REQUIRED WORK:
Go line by line through the entries below and copy those containing the string "name".

EXERCISE MATERIALS:
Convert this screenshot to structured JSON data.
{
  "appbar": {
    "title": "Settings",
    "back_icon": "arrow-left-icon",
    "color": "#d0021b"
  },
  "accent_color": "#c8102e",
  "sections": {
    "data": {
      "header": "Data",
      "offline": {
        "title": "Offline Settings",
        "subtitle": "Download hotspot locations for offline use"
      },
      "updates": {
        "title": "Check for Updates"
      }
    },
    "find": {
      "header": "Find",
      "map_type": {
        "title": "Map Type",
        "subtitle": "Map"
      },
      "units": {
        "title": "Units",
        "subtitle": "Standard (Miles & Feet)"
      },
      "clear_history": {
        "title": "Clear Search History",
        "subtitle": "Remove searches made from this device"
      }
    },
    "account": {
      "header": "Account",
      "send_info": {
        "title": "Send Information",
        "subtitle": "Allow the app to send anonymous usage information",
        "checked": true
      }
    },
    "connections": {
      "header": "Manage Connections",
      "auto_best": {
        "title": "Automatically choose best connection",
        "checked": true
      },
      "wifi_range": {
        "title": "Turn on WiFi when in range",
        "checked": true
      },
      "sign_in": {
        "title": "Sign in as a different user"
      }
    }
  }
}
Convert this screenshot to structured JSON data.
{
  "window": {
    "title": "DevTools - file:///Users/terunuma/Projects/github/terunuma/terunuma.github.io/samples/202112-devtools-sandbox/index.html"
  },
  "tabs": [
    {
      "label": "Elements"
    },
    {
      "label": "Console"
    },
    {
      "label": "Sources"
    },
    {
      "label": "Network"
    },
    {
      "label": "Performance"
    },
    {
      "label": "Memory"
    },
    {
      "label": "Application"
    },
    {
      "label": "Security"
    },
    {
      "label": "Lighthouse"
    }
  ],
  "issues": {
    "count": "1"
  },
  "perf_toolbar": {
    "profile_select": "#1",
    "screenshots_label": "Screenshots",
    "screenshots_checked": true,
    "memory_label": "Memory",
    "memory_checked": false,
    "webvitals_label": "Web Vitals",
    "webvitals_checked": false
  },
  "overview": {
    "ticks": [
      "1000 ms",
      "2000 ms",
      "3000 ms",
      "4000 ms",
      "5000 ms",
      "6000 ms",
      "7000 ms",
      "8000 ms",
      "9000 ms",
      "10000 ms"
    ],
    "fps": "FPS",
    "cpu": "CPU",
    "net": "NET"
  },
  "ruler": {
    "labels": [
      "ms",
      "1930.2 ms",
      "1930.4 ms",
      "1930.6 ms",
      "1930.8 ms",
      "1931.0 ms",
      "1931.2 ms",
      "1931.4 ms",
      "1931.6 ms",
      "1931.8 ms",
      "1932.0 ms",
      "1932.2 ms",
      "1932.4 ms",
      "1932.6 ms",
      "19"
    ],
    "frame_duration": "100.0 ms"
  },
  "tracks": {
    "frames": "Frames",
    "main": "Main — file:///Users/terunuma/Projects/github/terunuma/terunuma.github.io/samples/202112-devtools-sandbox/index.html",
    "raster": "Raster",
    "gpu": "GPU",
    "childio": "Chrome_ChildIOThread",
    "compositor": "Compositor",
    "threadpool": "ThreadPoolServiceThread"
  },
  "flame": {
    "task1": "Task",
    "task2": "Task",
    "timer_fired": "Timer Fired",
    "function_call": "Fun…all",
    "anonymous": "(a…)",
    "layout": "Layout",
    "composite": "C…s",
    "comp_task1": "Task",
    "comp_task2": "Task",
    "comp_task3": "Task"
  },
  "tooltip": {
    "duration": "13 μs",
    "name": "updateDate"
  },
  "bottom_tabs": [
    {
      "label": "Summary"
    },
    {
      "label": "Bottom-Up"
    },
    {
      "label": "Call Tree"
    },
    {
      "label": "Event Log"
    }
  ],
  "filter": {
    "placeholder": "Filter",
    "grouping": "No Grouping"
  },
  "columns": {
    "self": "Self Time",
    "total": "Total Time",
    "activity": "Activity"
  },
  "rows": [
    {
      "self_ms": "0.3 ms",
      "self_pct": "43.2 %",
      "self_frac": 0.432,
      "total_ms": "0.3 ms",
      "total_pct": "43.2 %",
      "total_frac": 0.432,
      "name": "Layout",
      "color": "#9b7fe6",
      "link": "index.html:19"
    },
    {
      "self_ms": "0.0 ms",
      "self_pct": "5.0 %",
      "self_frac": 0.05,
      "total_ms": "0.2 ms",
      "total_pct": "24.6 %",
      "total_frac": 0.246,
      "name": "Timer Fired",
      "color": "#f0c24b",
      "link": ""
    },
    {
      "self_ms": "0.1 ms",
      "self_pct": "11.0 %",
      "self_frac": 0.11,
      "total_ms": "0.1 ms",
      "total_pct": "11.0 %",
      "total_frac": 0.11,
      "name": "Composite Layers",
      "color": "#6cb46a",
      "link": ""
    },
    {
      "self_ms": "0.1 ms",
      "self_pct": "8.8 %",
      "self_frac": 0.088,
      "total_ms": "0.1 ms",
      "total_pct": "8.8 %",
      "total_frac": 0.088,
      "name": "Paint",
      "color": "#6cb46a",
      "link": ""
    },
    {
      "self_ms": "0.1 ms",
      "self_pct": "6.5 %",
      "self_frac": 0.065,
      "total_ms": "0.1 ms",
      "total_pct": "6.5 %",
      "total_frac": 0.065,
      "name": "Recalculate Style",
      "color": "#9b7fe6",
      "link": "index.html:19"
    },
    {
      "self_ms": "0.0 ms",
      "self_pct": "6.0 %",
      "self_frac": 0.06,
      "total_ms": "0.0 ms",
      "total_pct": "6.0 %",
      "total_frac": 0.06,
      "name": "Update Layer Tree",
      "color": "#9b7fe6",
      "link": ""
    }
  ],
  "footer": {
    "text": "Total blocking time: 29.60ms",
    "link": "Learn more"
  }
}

EXPECTED OUTPUT:
    "name": "updateDate"
      "name": "Layout",
      "name": "Timer Fired",
      "name": "Composite Layers",
      "name": "Paint",
      "name": "Recalculate Style",
      "name": "Update Layer Tree",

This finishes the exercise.